The homesteads of South Keraniganj are one of the easiest destinations near Dhaka to watch all the common rural birds of the country. The waterbodies, seasonal or perennial, and their aquatic vegetation are a favourite place for some of the most elusive snipes, bitterns, rails and crakes.
A national record
Blue-capped rock thrush and red-breasted flycatcher, two small migratory passerine birds, were first sighted in the open scrublands of South Keraniganj in Bangladesh.
The rock thrush was sighted in 2014 and the flycatcher in 2015. Both records created a national stir.
I saw the flycatcher. And the rock thrush is still in my lifers' list – a tally kept by birdwatchers containing yet-to-see species. It was the day after Eid-ul-Adha, I was reluctant to join a bird-walk. And, it turned out to be a miss of a lifetime.
Cost of development
I have been birding at South Keraniganj since 2012. Every time I go there, the first thing I notice is the change in topography.
As the area is a low-lying floodplain, there are attempts to raise the ground level with sand in every winter.
This is part of preparing the lands for residential and industrial plots. And this trend has overtaken almost all of South Keraniganj. So, every winter, the area appears as one big sand-dune.
With each passing year, the dune gets bigger, reaching the horizon. As the horizon is beaded with ever-increasing towers of brick kilns, the dune gets dotted with settlements and farms. And fewer natural features – agricultural lands, seasonal pools, open scrublands, and rivulets – remain.
The ominous honking of excavators
Last week I went to South Keraniganj, my first outing in the new normal. The change I observed was a hook to my good senses.
I saw a road being paved right through the middle of a prominent river tributary. Two excavators were levelling the road. As a safety measure, they kept on beeping. And they beeped throughout the evening.
The rustling of leaves, the chirping of birds, the whistling wind over the wetlands, the silence and the peace of South Keraniganj – everything got masked in their workaholic sighs.
I asked my fellow birders about the disturbing commotion. Everyone gave me a hard face and said, "There will be a train track here in due course."
My brain again failed to grasp the bigger picture. I could not concentrate on birdwatching anymore. Experiencing extinction is not easy.
However, South Keraniganj is also famous for its diverse native fishes at this time of the year.
So, to allow my pent-up thoughts a doorway outward, I talked to some locals.
"What do you think about the road and the train track?'' I asked an elderly who was observing his fish-traps with the determination I saw in a kingfisher a few moments ago.
"Nothing will happen.
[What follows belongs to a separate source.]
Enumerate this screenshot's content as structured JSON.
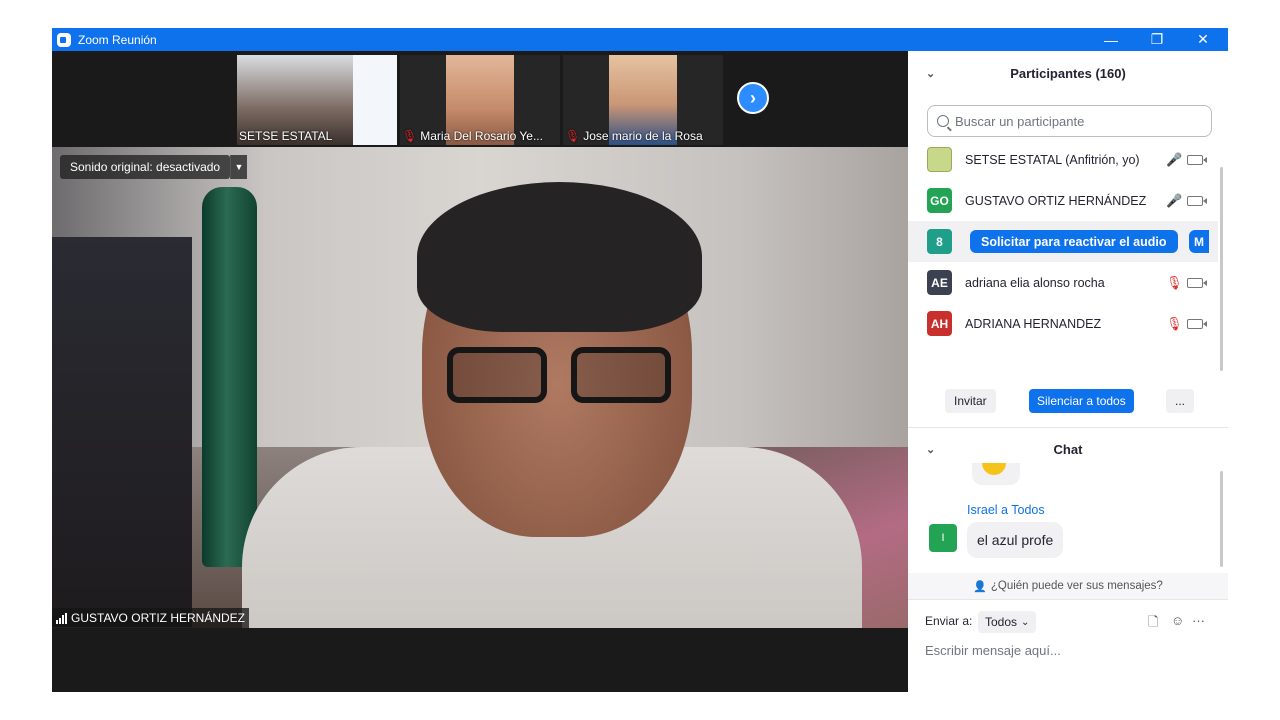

The river confluence will stay the same,'' he said with confidence.
I stayed silent and wished for his prediction to come true.
However, in the evening we saw about 30 bird species. There were yellow bitterns, cinnamon bitterns and watercocks. Last month my birding mates regularly saw black bitterns. Not many places in Bangladesh are known to birdwatchers that can offer these many rarities at a single site.
We observed fewer whistling ducks as they attempted to spend the night in the hyacinths and phragmites. Ultimately, they decided otherwise because of the unpleasantly loud noise coming from the excavators. There were bronze-winged jacanas. And one of the males was calling constantly; as if it was contesting with the ominous beep.
I left the place at sundown. I know there is no stopping of the fated conversion of South Keraniganj. But what was that jacana whooping about? Was it cursing mankind?